Look through the records below for the word "image". Report how many lines have it, and only that number.

Excerpts from an interface dataset
════════════════

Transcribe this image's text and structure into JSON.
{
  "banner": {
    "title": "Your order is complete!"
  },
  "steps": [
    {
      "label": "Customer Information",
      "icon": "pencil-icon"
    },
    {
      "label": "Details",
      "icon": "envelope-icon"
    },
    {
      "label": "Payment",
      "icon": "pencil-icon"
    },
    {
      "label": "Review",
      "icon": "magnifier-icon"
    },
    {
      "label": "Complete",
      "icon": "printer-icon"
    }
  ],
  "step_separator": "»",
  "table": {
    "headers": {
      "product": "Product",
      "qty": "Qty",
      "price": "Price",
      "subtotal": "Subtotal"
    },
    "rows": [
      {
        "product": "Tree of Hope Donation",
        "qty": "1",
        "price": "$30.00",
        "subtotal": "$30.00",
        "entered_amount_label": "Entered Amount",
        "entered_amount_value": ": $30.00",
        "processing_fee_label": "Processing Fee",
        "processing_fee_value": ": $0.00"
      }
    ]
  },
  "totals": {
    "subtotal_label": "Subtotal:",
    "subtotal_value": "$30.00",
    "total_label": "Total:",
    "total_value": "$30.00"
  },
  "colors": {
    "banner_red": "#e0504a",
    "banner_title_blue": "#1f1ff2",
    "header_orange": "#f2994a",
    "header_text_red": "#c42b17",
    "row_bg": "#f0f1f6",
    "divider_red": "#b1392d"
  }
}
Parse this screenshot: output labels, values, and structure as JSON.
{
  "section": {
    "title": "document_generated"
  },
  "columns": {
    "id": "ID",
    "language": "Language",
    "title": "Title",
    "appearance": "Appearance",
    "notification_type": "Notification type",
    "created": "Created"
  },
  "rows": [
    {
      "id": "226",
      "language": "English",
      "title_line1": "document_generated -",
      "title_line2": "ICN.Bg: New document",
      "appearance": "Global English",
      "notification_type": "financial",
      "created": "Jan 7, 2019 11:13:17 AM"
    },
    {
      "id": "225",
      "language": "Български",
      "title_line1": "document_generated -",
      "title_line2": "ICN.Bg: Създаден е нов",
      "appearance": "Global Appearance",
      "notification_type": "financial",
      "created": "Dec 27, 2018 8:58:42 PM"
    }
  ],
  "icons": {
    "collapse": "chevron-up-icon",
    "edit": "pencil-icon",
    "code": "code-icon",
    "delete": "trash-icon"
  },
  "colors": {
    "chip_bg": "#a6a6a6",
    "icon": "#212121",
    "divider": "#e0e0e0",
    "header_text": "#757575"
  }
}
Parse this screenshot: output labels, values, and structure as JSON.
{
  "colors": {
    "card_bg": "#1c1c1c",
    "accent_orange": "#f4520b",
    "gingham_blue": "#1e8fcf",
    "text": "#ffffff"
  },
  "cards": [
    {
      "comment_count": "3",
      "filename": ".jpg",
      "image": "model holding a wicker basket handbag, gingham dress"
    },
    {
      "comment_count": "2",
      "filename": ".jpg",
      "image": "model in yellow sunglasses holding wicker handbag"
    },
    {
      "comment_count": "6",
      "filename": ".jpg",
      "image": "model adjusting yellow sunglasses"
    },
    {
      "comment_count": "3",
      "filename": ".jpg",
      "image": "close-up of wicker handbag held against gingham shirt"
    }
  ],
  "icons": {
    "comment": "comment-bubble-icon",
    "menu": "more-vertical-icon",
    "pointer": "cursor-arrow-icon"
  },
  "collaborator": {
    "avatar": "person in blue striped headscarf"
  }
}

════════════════

Solution:
5